The long running,thoughtful blog "DrWes" discusses an important issue .See here.
The author is Dr.Westby G. Fisher,a cardiac electrophysiologist from Illinois.
Quoting Dr. Fisher:
"Doctors are currently witnessing the profession of medicine moving from
the ethic of the individual to the ethic of the collective. The passage
of the Affordable Care Act has solidified this treatment ethic and, as a
consequence, often creates conflicts between the treating physician and
their individual patients.
Nowhere is this shift to the ethic of the collective clearer than our
expanding attempt to determine treatment "appropriateness" using a
look-up chart of euphemistically-scored clinical scenarios owned and

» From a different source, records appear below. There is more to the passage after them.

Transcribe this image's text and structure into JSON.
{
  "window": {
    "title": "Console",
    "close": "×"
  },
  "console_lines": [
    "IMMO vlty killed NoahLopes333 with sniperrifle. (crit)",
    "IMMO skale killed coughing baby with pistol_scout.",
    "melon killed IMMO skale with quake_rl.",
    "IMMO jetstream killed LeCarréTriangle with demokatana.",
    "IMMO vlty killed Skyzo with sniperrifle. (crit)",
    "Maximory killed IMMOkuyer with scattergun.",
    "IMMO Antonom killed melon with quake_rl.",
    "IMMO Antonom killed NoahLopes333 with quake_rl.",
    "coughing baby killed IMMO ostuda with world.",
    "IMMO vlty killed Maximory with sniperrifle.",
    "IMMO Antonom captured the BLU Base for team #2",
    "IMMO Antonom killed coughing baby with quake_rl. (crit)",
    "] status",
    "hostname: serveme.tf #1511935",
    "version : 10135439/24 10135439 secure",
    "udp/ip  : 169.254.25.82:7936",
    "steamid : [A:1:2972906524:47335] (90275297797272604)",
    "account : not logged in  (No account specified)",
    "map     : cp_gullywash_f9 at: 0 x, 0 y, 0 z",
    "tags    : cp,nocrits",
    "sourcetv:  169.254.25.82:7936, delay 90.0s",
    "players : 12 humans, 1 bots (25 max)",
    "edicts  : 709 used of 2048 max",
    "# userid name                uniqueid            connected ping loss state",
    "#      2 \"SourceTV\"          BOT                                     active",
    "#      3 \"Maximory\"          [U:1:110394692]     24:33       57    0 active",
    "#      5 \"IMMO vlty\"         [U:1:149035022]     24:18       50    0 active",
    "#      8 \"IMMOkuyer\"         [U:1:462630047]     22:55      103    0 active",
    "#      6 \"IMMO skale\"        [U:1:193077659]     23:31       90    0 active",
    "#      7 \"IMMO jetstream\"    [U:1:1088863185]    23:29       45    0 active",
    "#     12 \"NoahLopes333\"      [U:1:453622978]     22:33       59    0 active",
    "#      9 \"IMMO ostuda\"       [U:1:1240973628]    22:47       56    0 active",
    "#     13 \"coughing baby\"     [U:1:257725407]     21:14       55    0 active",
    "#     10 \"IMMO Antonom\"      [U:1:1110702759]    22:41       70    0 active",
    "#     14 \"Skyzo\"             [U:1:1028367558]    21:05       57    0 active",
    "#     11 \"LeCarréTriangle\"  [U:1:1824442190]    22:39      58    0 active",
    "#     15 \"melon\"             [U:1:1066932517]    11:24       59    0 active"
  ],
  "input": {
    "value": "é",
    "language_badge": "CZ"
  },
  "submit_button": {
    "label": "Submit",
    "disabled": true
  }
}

trademarked as "Appropriateness Criteria®" or "AUC®" by our own medical professional organizations."
A important-perhaps critical-step in this shift was the effort to change medical ethics. At least nominally this has occurred. I believe this conceptual sea change was largely brought about -at least in the United States- about by a relatively small number of physicians who I describe as the progressive medical elite. Influential folks in the American College of Physicians and the American Board of Internal Medicine and its foundation , the ABIM Foundation, are among those who have lead the charge.I have written about this development more than once. See here details on this sea change in ethics.
These new ethics and a movement labelled medical professionalism push the fiduciary duty of the physician to the patient past the back burner and attempts to shove that notion into the memory hole. This duty has ( had?) been the fundamental core of the physician patient relationship. Try and find the word "fiduciary" in the most recent rendition of medical ethics from ACP or in the white paper on Medical Professionalism.
The first encounter I had with this notion of treat the collective not the patient was in a series of articles in JAMA in 1995 written by Dr. David Eddy in which he promised to show the medical world how to increase quality while conserving costs. The answer was simply to allocate resources in a medical collective ( such as an HMO) using some version of cost benefit analysis so as there would be achieved the greatest benefit to the greatest number, i.e. utilitarianism.Letters to the editor raised the issue of the upending of traditional medical ethics, the tort system which did not and does not recognize a utilitarian defense of harming the individual patient to benefit some statistical aggregate and the basic human tendency to act in one own perceived best interest and those of their family and not that of some possibly hypothetical collective.The dogs barked and the caravan moved on and currently we see that this duty to the collective notion has hijacked traditional medical ethics and I fear is doing the same to medical education.